This summer has brought dangerous, record-breaking heat to parts of the United States and Canada. The hot weather poses an extra challenge for pregnant women.
Mothers-to-be need to stay cool to avoid heat exhaustion and its complications, according to an expert at Baylor College of Medicine, in Houston.
"The summer is tough on pregnant women because the body struggles to cool down when humidity and temperatures are high," said Dr. Matthew Carroll, an assistant professor of obstetrics and gynecology at Baylor and Texas Children's Hospital.
Carroll offers the following suggestions to prevent overheating:
"The sun is at its most powerful and the heat will be at its worst from 9 a.m. to 3 p.m., so try to limit direct sun exposure during that period to 30 minutes to an hour. That will be the longest amount of time you will get good UV protection from your sunblock before you have to reapply," Carroll said in a college news release.
If you typically exercise outdoors, change your routine, Carroll suggested. Exercise either early in the morning or late in the evening in a safe, well-lit area, or choose swimming for a whole-body exercise option. Joint laxity increases in pregnancy, and water supports the joints, he noted.
Data on the impact of heat exhaustion on a fetus are limited. However, stresses on the mother can directly affect the fetus, too, and pregnancy itself is a stress on the body. It especially stresses the heart.
If an expectant mother overheats and loses consciousness, that can change circulation, which can affect the placenta and the pregnancy, Carroll added.
Be aware of the signs of heat exhaustion: dizziness, fatigue and nausea. If you feel these symptoms, move into a shaded or cool area to rest. Elevate your feet. Drink cool liquids, especially water with a sodium-containing solution, such as an electrolyte fluid.
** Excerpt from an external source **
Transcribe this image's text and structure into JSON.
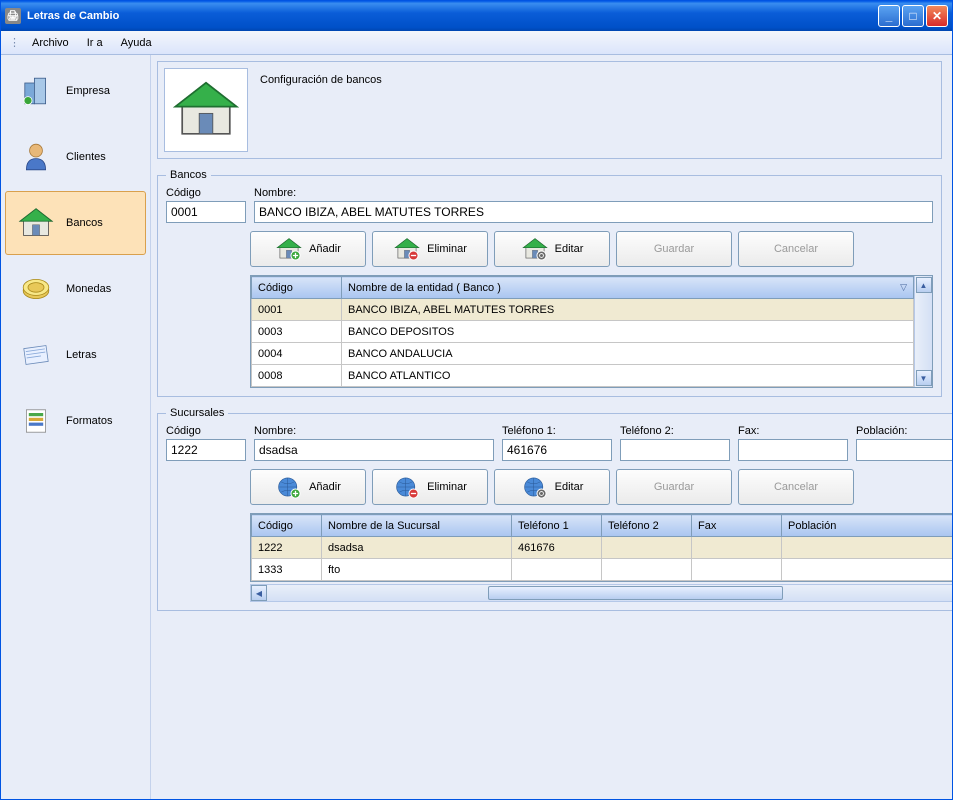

Symptoms should subside once you remove yourself from the heat and rest. If your nausea, vomiting, fatigue and dizziness persist for more than an hour, call your doctor. Serious side effects of a rising body temperature can include vomiting and loss of consciousness.
Braxton Hicks contractions -- sometimes called false labor pains -- can also be more common with exertion and dehydration. If your contractions remain painful and regular in occurrence despite rest and hydration, you should be evaluated by your provider, Carroll said.
The U.S. Centers for Disease Control and Prevention has more on pregnancy safety.
SOURCE: Baylor College of Medicine, news release, July 15, 2021